## Task requirements
Would you please retype the records that follow, word for word?

=== Section Start ===

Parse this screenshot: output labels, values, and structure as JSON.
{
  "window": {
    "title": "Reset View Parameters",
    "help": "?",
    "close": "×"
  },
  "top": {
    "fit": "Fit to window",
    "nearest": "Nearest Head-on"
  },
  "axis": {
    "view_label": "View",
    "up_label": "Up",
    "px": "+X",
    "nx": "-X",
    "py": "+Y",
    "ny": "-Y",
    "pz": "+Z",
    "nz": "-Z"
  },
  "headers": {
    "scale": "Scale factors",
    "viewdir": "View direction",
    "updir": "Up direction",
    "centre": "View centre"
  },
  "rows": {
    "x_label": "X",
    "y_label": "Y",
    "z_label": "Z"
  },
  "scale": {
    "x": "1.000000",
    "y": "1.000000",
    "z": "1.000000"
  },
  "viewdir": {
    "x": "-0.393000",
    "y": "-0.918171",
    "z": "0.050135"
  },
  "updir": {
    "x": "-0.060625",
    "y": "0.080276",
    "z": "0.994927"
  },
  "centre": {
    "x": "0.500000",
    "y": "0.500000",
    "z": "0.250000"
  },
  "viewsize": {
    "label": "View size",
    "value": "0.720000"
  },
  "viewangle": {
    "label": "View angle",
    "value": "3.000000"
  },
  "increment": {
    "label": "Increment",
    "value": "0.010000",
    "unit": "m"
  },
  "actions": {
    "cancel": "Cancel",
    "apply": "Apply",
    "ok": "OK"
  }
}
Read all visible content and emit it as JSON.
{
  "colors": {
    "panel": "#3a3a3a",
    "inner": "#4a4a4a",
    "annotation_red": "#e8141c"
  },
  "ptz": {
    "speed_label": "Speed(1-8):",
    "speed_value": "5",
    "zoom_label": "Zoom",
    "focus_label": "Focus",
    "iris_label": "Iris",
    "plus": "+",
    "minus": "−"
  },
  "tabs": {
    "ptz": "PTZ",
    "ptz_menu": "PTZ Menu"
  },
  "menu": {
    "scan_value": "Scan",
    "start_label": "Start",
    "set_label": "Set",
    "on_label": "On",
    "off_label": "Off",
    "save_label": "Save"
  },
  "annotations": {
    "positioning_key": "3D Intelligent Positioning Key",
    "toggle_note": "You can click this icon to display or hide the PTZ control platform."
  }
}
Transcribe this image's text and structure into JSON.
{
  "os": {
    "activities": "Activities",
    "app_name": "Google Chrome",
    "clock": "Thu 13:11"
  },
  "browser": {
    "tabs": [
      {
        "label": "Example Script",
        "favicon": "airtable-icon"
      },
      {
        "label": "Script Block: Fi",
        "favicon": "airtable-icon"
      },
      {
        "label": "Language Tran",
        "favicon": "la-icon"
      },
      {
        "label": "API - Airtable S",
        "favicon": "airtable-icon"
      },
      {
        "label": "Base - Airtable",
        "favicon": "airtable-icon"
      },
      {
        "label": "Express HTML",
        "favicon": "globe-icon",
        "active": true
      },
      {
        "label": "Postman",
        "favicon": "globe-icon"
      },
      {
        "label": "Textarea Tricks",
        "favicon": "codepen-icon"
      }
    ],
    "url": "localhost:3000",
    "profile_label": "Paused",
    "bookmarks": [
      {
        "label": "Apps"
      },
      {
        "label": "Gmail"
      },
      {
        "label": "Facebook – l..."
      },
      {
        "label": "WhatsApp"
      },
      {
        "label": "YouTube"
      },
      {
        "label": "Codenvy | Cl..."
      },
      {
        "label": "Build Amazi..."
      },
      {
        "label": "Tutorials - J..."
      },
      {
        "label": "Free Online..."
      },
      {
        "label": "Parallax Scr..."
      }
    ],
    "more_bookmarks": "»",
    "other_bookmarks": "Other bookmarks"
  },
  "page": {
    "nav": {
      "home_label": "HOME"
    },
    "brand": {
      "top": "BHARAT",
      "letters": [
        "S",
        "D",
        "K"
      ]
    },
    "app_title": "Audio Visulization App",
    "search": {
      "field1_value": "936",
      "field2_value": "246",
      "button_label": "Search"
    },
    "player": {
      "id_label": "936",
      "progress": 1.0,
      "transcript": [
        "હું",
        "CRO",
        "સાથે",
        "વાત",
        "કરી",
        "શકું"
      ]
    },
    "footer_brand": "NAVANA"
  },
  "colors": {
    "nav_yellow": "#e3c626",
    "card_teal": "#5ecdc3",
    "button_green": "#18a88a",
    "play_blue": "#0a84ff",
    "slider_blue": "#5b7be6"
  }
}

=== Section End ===

## Problem solution
Parse this screenshot: output labels, values, and structure as JSON.
{
  "window": {
    "title": "Reset View Parameters",
    "help": "?",
    "close": "×"
  },
  "top": {
    "fit": "Fit to window",
    "nearest": "Nearest Head-on"
  },
  "axis": {
    "view_label": "View",
    "up_label": "Up",
    "px": "+X",
    "nx": "-X",
    "py": "+Y",
    "ny": "-Y",
    "pz": "+Z",
    "nz": "-Z"
  },
  "headers": {
    "scale": "Scale factors",
    "viewdir": "View direction",
    "updir": "Up direction",
    "centre": "View centre"
  },
  "rows": {
    "x_label": "X",
    "y_label": "Y",
    "z_label": "Z"
  },
  "scale": {
    "x": "1.000000",
    "y": "1.000000",
    "z": "1.000000"
  },
  "viewdir": {
    "x": "-0.393000",
    "y": "-0.918171",
    "z": "0.050135"
  },
  "updir": {
    "x": "-0.060625",
    "y": "0.080276",
    "z": "0.994927"
  },
  "centre": {
    "x": "0.500000",
    "y": "0.500000",
    "z": "0.250000"
  },
  "viewsize": {
    "label": "View size",
    "value": "0.720000"
  },
  "viewangle": {
    "label": "View angle",
    "value": "3.000000"
  },
  "increment": {
    "label": "Increment",
    "value": "0.010000",
    "unit": "m"
  },
  "actions": {
    "cancel": "Cancel",
    "apply": "Apply",
    "ok": "OK"
  }
}
Read all visible content and emit it as JSON.
{
  "colors": {
    "panel": "#3a3a3a",
    "inner": "#4a4a4a",
    "annotation_red": "#e8141c"
  },
  "ptz": {
    "speed_label": "Speed(1-8):",
    "speed_value": "5",
    "zoom_label": "Zoom",
    "focus_label": "Focus",
    "iris_label": "Iris",
    "plus": "+",
    "minus": "−"
  },
  "tabs": {
    "ptz": "PTZ",
    "ptz_menu": "PTZ Menu"
  },
  "menu": {
    "scan_value": "Scan",
    "start_label": "Start",
    "set_label": "Set",
    "on_label": "On",
    "off_label": "Off",
    "save_label": "Save"
  },
  "annotations": {
    "positioning_key": "3D Intelligent Positioning Key",
    "toggle_note": "You can click this icon to display or hide the PTZ control platform."
  }
}
Transcribe this image's text and structure into JSON.
{
  "os": {
    "activities": "Activities",
    "app_name": "Google Chrome",
    "clock": "Thu 13:11"
  },
  "browser": {
    "tabs": [
      {
        "label": "Example Script",
        "favicon": "airtable-icon"
      },
      {
        "label": "Script Block: Fi",
        "favicon": "airtable-icon"
      },
      {
        "label": "Language Tran",
        "favicon": "la-icon"
      },
      {
        "label": "API - Airtable S",
        "favicon": "airtable-icon"
      },
      {
        "label": "Base - Airtable",
        "favicon": "airtable-icon"
      },
      {
        "label": "Express HTML",
        "favicon": "globe-icon",
        "active": true
      },
      {
        "label": "Postman",
        "favicon": "globe-icon"
      },
      {
        "label": "Textarea Tricks",
        "favicon": "codepen-icon"
      }
    ],
    "url": "localhost:3000",
    "profile_label": "Paused",
    "bookmarks": [
      {
        "label": "Apps"
      },
      {
        "label": "Gmail"
      },
      {
        "label": "Facebook – l..."
      },
      {
        "label": "WhatsApp"
      },
      {
        "label": "YouTube"
      },
      {
        "label": "Codenvy | Cl..."
      },
      {
        "label": "Build Amazi..."
      },
      {
        "label": "Tutorials - J..."
      },
      {
        "label": "Free Online..."
      },
      {
        "label": "Parallax Scr..."
      }
    ],
    "more_bookmarks": "»",
    "other_bookmarks": "Other bookmarks"
  },
  "page": {
    "nav": {
      "home_label": "HOME"
    },
    "brand": {
      "top": "BHARAT",
      "letters": [
        "S",
        "D",
        "K"
      ]
    },
    "app_title": "Audio Visulization App",
    "search": {
      "field1_value": "936",
      "field2_value": "246",
      "button_label": "Search"
    },
    "player": {
      "id_label": "936",
      "progress": 1.0,
      "transcript": [
        "હું",
        "CRO",
        "સાથે",
        "વાત",
        "કરી",
        "શકું"
      ]
    },
    "footer_brand": "NAVANA"
  },
  "colors": {
    "nav_yellow": "#e3c626",
    "card_teal": "#5ecdc3",
    "button_green": "#18a88a",
    "play_blue": "#0a84ff",
    "slider_blue": "#5b7be6"
  }
}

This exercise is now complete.